Report each line of the records where "president" occurs.

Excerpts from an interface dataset
-- Opening Marker --
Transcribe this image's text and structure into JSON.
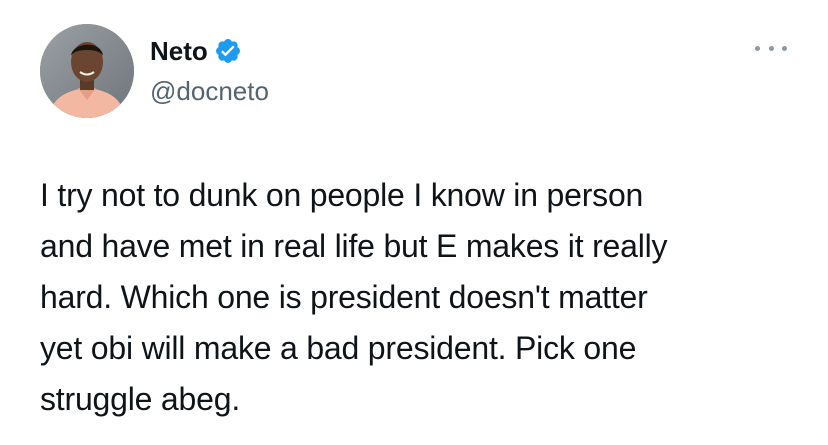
{
  "tweet": {
    "author": {
      "display_name": "Neto",
      "handle": "@docneto",
      "verified": true,
      "verified_color": "#1d9bf0"
    },
    "more_icon": "more-options-icon",
    "text_lines": [
      "I try not to dunk on people I know in person",
      "and have met in real life but E makes it really",
      "hard. Which one is president doesn't matter",
      "yet obi will make a bad president. Pick one",
      "struggle abeg."
    ]
  }
}
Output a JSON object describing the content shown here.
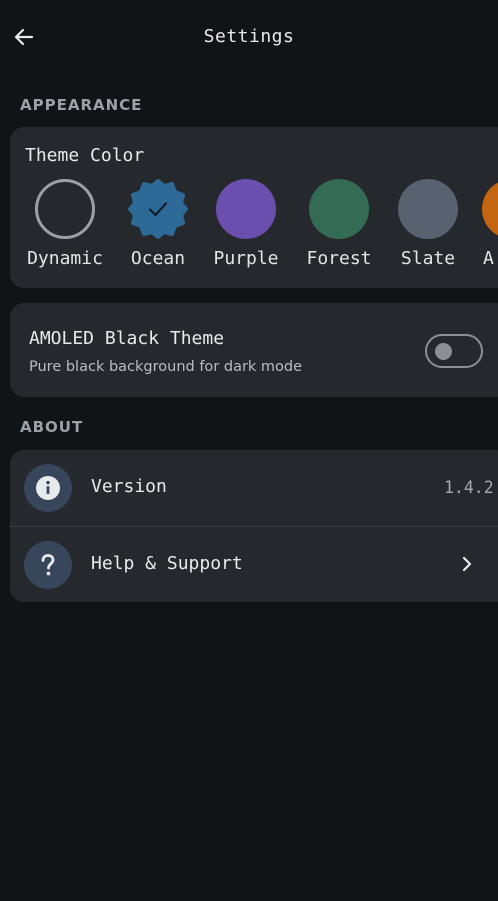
{
  "header": {
    "title": "Settings"
  },
  "sections": {
    "appearance_label": "APPEARANCE",
    "about_label": "ABOUT"
  },
  "theme": {
    "title": "Theme Color",
    "selected": "Ocean",
    "options": [
      {
        "label": "Dynamic",
        "color": "#9fcaf9"
      },
      {
        "label": "Ocean",
        "color": "#2e6a97"
      },
      {
        "label": "Purple",
        "color": "#6a4fae"
      },
      {
        "label": "Forest",
        "color": "#346b55"
      },
      {
        "label": "Slate",
        "color": "#576170"
      },
      {
        "label": "A",
        "color": "#c4650f"
      }
    ]
  },
  "amoled": {
    "title": "AMOLED Black Theme",
    "subtitle": "Pure black background for dark mode",
    "enabled": false
  },
  "about": {
    "version_label": "Version",
    "version_value": "1.4.2",
    "help_label": "Help & Support"
  },
  "icons": [
    "back-arrow-icon",
    "checkmark-icon",
    "info-icon",
    "help-icon",
    "chevron-right-icon"
  ]
}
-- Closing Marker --
■ **Exercise output**
      "hard. Which one is president doesn't matter",
      "yet obi will make a bad president. Pick one",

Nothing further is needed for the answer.